  • Stable home situation with no planned move during the 13-week investigational period.
  • Residing with responsible spouse, family member, or professional caregiver who is present during the night and will agree to assume the role of the principal caregiver for the 13-week protocol, including arranging transport for the patient to and from the investigators' clinic, answering questions regarding the patient's condition, and assuming responsibility for medication and actigraph procedures.
  • Ability to ingest oral medication and participate in all scheduled evaluations.
  • Six grades of education or work history sufficient to exclude mental retardation.
  • 55 years of age or older.
  • Hamilton Depression Rating Scale score of 15 or less.
  • Stable medication (dose and type) for non-excluded concurrent medical conditions for 4 weeks prior to the screening visit.

Exclusion Criteria:

  • Sleep disturbance is acute (within the last 2 weeks).
  • Sleep disturbance is associated with an acute illness with delirium.
  • Clinically significant movement disorder that would interfere with the actigraph readings.
  • Not having a mobile upper extremity to which to attach an actigraph.
  • Severe agitation.
  • Pain syndrome affecting sleep.
  • Unstable medical condition.
  • Use of investigational or unapproved medications within 4 weeks of the screening visit.
  • Patient unwilling to maintain caffeine abstinence after 2:00 pm for the duration of the protocol.
  • Patient unwilling to comply with the maximum limit of two alcoholic drinks per day, and only one alcoholic drink after 6:00 pm for the duration of the protocol.
  • Use of melatonin within 2 weeks of screening visit.
  • Clinically significant abnormal laboratory findings that have not been approved by the Project Director.
  • Residing in a facility without a consistent caregiver present during the night who can function as the primary informant.
  • Caregiver deemed too unreliable to supervise the wearing of the actigraph, to maintain the sleep diary, or to bring the patient to the scheduled visits.
  • Autoimmune disease, such as rheumatoid arthritis and polymyalgia rheumatica.
  Contacts and Locations
Information from the National Library of Medicine

To learn more about this study, you or your doctor may contact the study research staff using the contact information provided by the sponsor.

Please refer to this study by its ClinicalTrials.gov identifier (NCT number): NCT00000171


  Show 31 Study Locations
Sponsors and Collaborators
National Institute on Aging (NIA)
Investigators
Study Director: Cliff Singer, M.D. Oregon Health and Science University
  More Information

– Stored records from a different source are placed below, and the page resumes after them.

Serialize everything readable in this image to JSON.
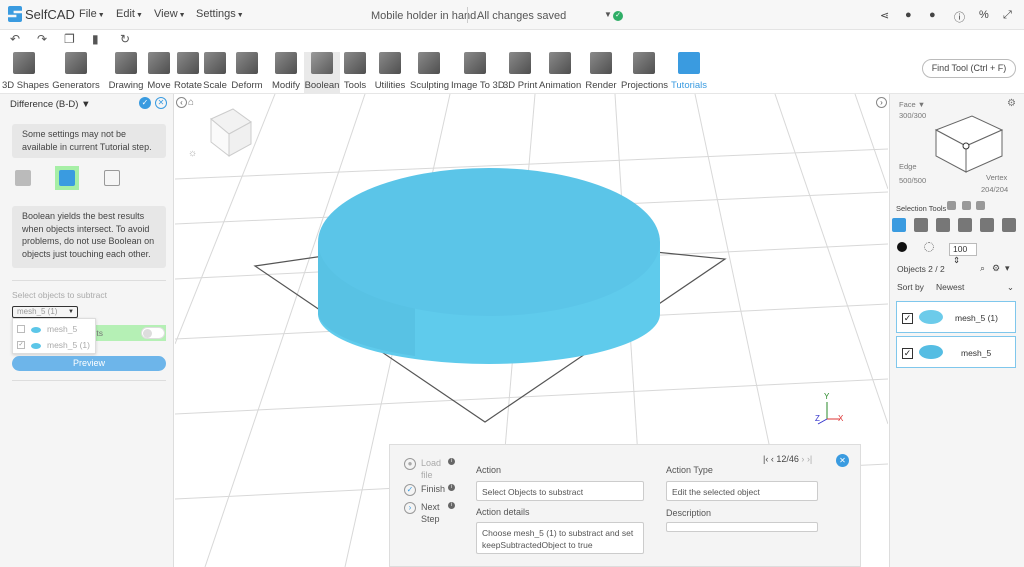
{
  "app": {
    "name": "SelfCAD"
  },
  "menu": {
    "file": "File",
    "edit": "Edit",
    "view": "View",
    "settings": "Settings"
  },
  "document": {
    "title": "Mobile holder in hand",
    "status": "All changes saved"
  },
  "toolbar": {
    "items": [
      {
        "label": "3D Shapes"
      },
      {
        "label": "Generators"
      },
      {
        "label": "Drawing"
      },
      {
        "label": "Move"
      },
      {
        "label": "Rotate"
      },
      {
        "label": "Scale"
      },
      {
        "label": "Deform"
      },
      {
        "label": "Modify"
      },
      {
        "label": "Boolean"
      },
      {
        "label": "Tools"
      },
      {
        "label": "Utilities"
      },
      {
        "label": "Sculpting"
      },
      {
        "label": "Image To 3D"
      },
      {
        "label": "3D Print"
      },
      {
        "label": "Animation"
      },
      {
        "label": "Render"
      },
      {
        "label": "Projections"
      },
      {
        "label": "Tutorials"
      }
    ],
    "find_tool": "Find Tool (Ctrl + F)"
  },
  "left_panel": {
    "title": "Difference (B-D)",
    "notice1": "Some settings may not be available in current Tutorial step.",
    "notice2": "Boolean yields the best results when objects intersect. To avoid problems, do not use Boolean on objects just touching each other.",
    "subtract_label": "Select objects to subtract",
    "select_value": "mesh_5 (1)",
    "keep_label": "...cts",
    "dropdown_items": [
      {
        "label": "mesh_5",
        "checked": false
      },
      {
        "label": "mesh_5 (1)",
        "checked": true
      }
    ],
    "preview": "Preview"
  },
  "tutorial": {
    "steps": [
      {
        "label": "Load file"
      },
      {
        "label": "Finish"
      },
      {
        "label": "Next Step"
      }
    ],
    "action_label": "Action",
    "action_value": "Select Objects to substract",
    "details_label": "Action details",
    "details_value": "Choose  mesh_5 (1) to substract and set keepSubtractedObject to true",
    "type_label": "Action Type",
    "type_value": "Edit the selected object",
    "description_label": "Description",
    "description_value": "",
    "nav": "12/46"
  },
  "right_panel": {
    "face_label": "Face",
    "face_count": "300/300",
    "edge_label": "Edge",
    "edge_count": "500/500",
    "vertex_label": "Vertex",
    "vertex_count": "204/204",
    "selection_tools": "Selection Tools",
    "size_value": "100",
    "objects_label": "Objects 2 / 2",
    "sort_label": "Sort by",
    "sort_value": "Newest",
    "objects": [
      {
        "name": "mesh_5 (1)"
      },
      {
        "name": "mesh_5"
      }
    ]
  },
  "axes": {
    "x": "X",
    "y": "Y",
    "z": "Z"
  },
  "colors": {
    "accent": "#3a9be0",
    "object": "#6ccbea",
    "active_green": "#a6efa6"
  }
}
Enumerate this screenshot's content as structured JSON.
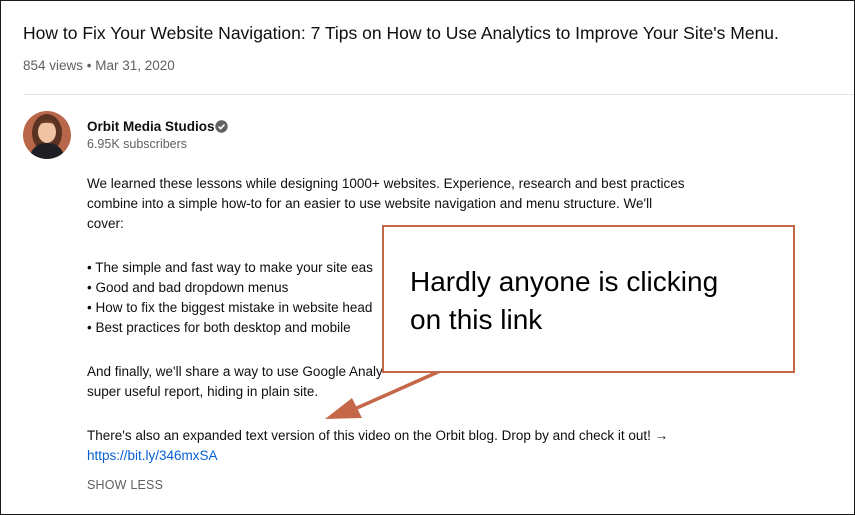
{
  "video": {
    "title": "How to Fix Your Website Navigation: 7 Tips on How to Use Analytics to Improve Your Site's Menu.",
    "meta": "854 views • Mar 31, 2020"
  },
  "channel": {
    "name": "Orbit Media Studios",
    "subscribers": "6.95K subscribers",
    "avatar_icon": "person-avatar-icon",
    "verified_icon": "verified-check-icon"
  },
  "description": {
    "lines": [
      "We learned these lessons while designing 1000+ websites. Experience, research and best practices",
      "combine into a simple how-to for an easier to use website navigation and menu structure. We'll",
      "cover:",
      "• The simple and fast way to make your site eas",
      "• Good and bad dropdown menus",
      "• How to fix the biggest mistake in website head",
      "• Best practices for both desktop and mobile",
      "And finally, we'll share a way to use Google Analy",
      "super useful report, hiding in plain site.",
      "There's also an expanded text version of this video on the Orbit blog. Drop by and check it out! →"
    ],
    "link": "https://bit.ly/346mxSA",
    "show_less": "SHOW LESS"
  },
  "annotation": {
    "line1": "Hardly anyone is clicking",
    "line2": "on this link",
    "accent_color": "#c5684a",
    "arrow_icon": "callout-arrow-icon"
  }
}
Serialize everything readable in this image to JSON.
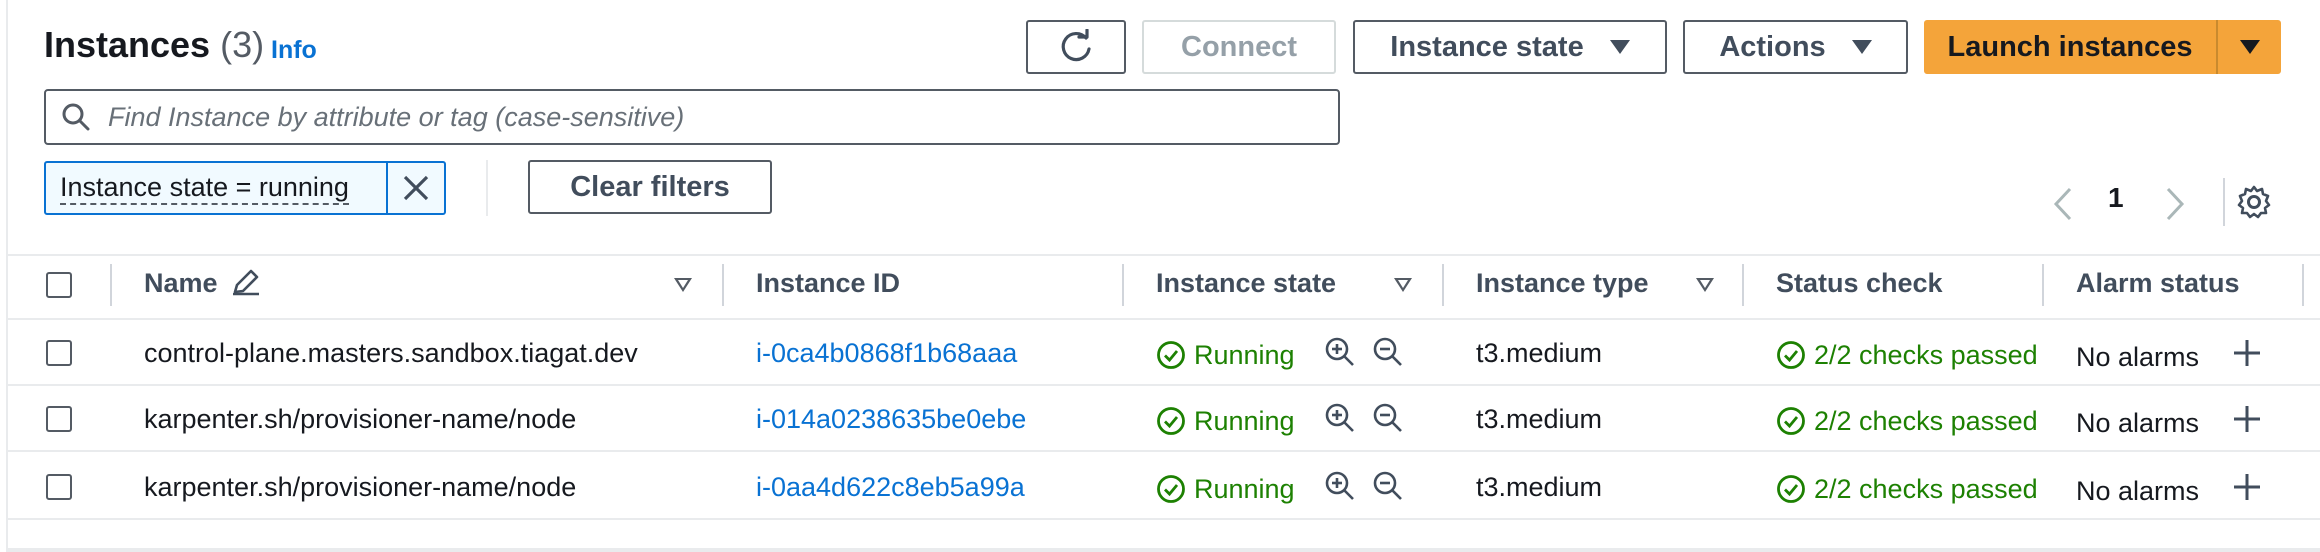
{
  "header": {
    "title": "Instances",
    "count": "(3)",
    "info": "Info"
  },
  "toolbar": {
    "refresh_icon": "refresh-icon",
    "connect": "Connect",
    "instance_state": "Instance state",
    "actions": "Actions",
    "launch": "Launch instances"
  },
  "search": {
    "placeholder": "Find Instance by attribute or tag (case-sensitive)",
    "value": ""
  },
  "filter": {
    "token": "Instance state = running",
    "clear": "Clear filters"
  },
  "pagination": {
    "page": "1"
  },
  "table": {
    "columns": {
      "name": "Name",
      "instance_id": "Instance ID",
      "instance_state": "Instance state",
      "instance_type": "Instance type",
      "status_check": "Status check",
      "alarm_status": "Alarm status"
    },
    "rows": [
      {
        "name": "control-plane.masters.sandbox.tiagat.dev",
        "instance_id": "i-0ca4b0868f1b68aaa",
        "state": "Running",
        "type": "t3.medium",
        "status": "2/2 checks passed",
        "alarm": "No alarms"
      },
      {
        "name": "karpenter.sh/provisioner-name/node",
        "instance_id": "i-014a0238635be0ebe",
        "state": "Running",
        "type": "t3.medium",
        "status": "2/2 checks passed",
        "alarm": "No alarms"
      },
      {
        "name": "karpenter.sh/provisioner-name/node",
        "instance_id": "i-0aa4d622c8eb5a99a",
        "state": "Running",
        "type": "t3.medium",
        "status": "2/2 checks passed",
        "alarm": "No alarms"
      }
    ]
  },
  "colors": {
    "accent": "#0972d3",
    "primary_button": "#f4a43a",
    "success": "#1d8102"
  }
}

Publications:
ClinicalTrials.gov Identifier: NCT00000171     History of Changes
Other Study ID Numbers: IA0006
3U01AG010483-08S2 ( U.S. NIH Grant/Contract )
First Submitted: October 29, 1999
First Posted: November 1, 1999
Last Update Posted: December 9, 2005
Last Verified: March 2005

Keywords provided by National Institute on Aging (NIA):
Alzheimer's disease
Sleep disorders
Melatonin

Additional relevant MeSH terms:
Alzheimer Disease
Dyssomnias
Dementia
Brain Diseases
Central Nervous System Diseases
Nervous System Diseases
Tauopathies
Neurodegenerative Diseases
Neurocognitive Disorders
Mental Disorders
Sleep Wake Disorders
Melatonin
Antioxidants
Molecular Mechanisms of Pharmacological Action
Protective Agents
Physiological Effects of Drugs
Central Nervous System Depressants